1. S&P 500 soars above 1,911: The optimistic sentiment carried the S&P 500 further into record territory and above the psychologically-important 1,900 level. It closed at 1,911.9. This marks the 12th record close of the year for the broad average, which ended at a previous all-time high of 1,900.5 on Friday.
The Dow is now within striking distance of its record closing high of 16,715.4 that was set earlier this month, although it closed about 40 points below that level.
The Nasdaq continues its May bounce back, closing at its highest level since early April. That said, the index is still about 20% lower than its dotcom era records.
This week should feature a lot of "catch up" as traders return from the long weekend and realize "they need to hop on or underneath the train before it leaves the station," Michael Block, chief strategist at Rhino Trading Partners, said in a note.
It's worth noting that Tuesday's rally was backed by relatively low trading volume, likely a reflection of some traders choosing to stay on the beach.
2. Movers & shakers -- Hillshire Brands, InterContinental Hotels, AstraZeneca, Bank of America: It was quite the meat market today in some senses.
Shares of Hillshire Brands(HSH) popped 22% after Pilgrim's Pride(PPC) offered to acquire the food maker for about $6.4 billion. That offer complicates Hillshire's $4.3 billion proposed buyout of Pinnacle Foods(PF). Investors gobbled up shares of other companies in the sector, including Tyson Foods(TSN), which rallied 4.5% on the deal news and a positive mention in Barron's over the weekend.
"$BAC So basically $BAC resubmitted the homework it failed to follow directions on... and that's a 4% day?" StockTwits user PSTRADER said.
Investors showed some renewed love for tech stocks, pouring more cash into the Nasdaq than the broader markets. Some of the day's big winners include Priceline(PCLN), Expedia(EXPE), Facebook(FB). and Apple(AAPL).
3. Economic indicators positive: Consumers are starting to feel a little more optimistic about the economy. The Conference Board's index on consumer confidence increased to 83 in May, up from 81.7 in April.
The government said U.S. orders for big ticket items like appliances grew 0.8% in April, slowing down from March's healthy pace but beating expectations for a narrow decline in durable goods orders.
U.S. home prices in 20 cities rose 0.9% in March from February, according to S&P/Case Shiller. That trumped forecasts for a more modest increase.
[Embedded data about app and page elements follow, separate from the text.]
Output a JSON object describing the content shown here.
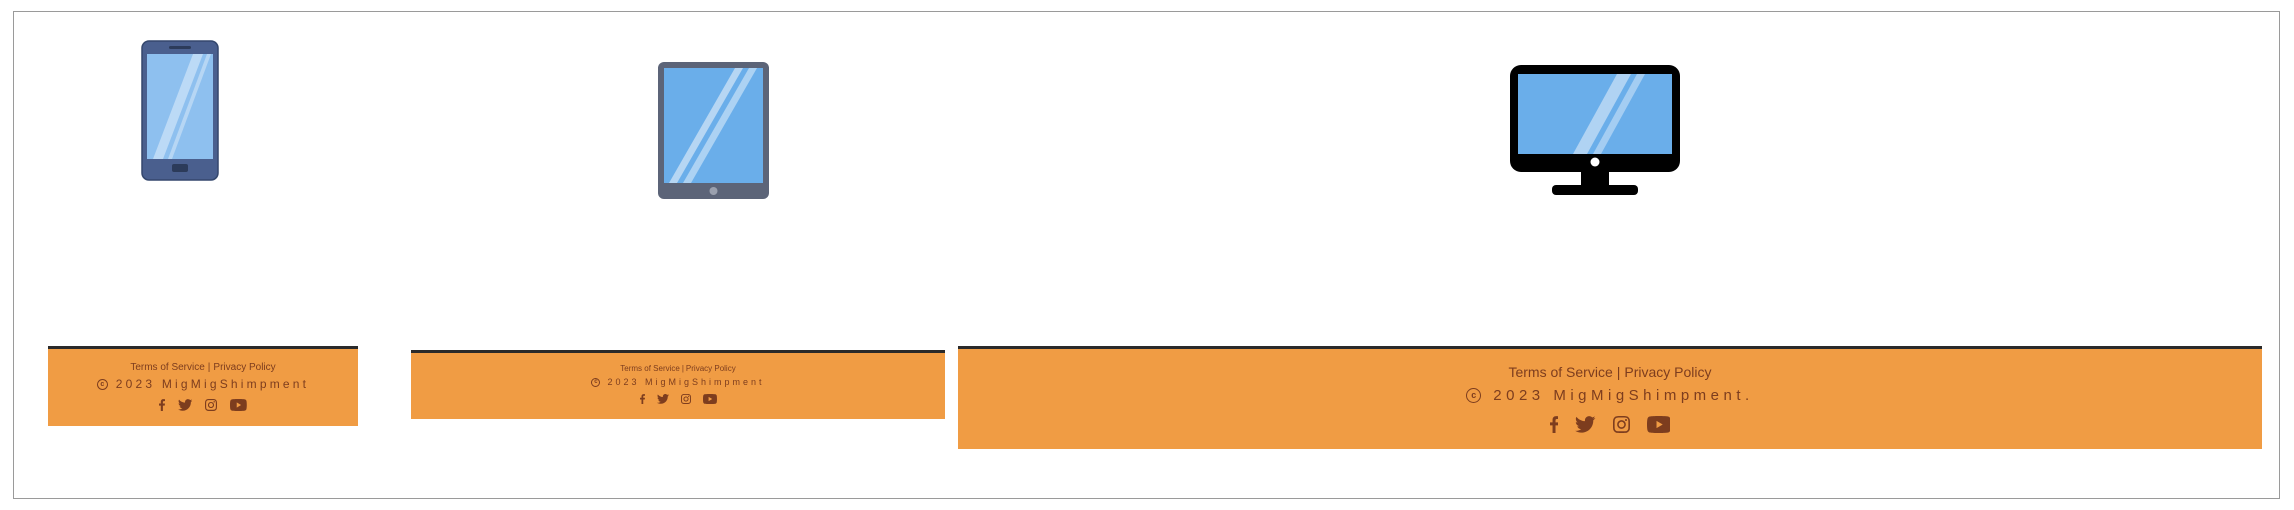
{
  "theme": {
    "footer_bg": "#f09c44",
    "footer_text": "#7d3d1e",
    "border": "#2a2a2a"
  },
  "devices": [
    {
      "name": "phone",
      "icon": "smartphone-icon"
    },
    {
      "name": "tablet",
      "icon": "tablet-icon"
    },
    {
      "name": "desktop",
      "icon": "desktop-monitor-icon"
    }
  ],
  "footers": {
    "phone": {
      "terms": "Terms of Service",
      "separator": "|",
      "privacy": "Privacy Policy",
      "copyright": "2023 MigMigShimpment"
    },
    "tablet": {
      "terms": "Terms of Service",
      "separator": "|",
      "privacy": "Privacy Policy",
      "copyright": "2023 MigMigShimpment"
    },
    "desktop": {
      "terms": "Terms of Service",
      "separator": "|",
      "privacy": "Privacy Policy",
      "copyright": "2023 MigMigShimpment."
    }
  },
  "social_icons": [
    "facebook-icon",
    "twitter-icon",
    "instagram-icon",
    "youtube-icon"
  ]
}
Investors brushed off European Union election results that showed far-right and far-left parties had gained additional traction. A majority of voters still supported traditional parties in the European Parliament.
Investors were also pleased that Ukrainian elections were completed without too many complications.
European markets have also been boosted by dovish hints emerging from the European Central Bank, which may be poised to inject new stimulus measures when it meets next month.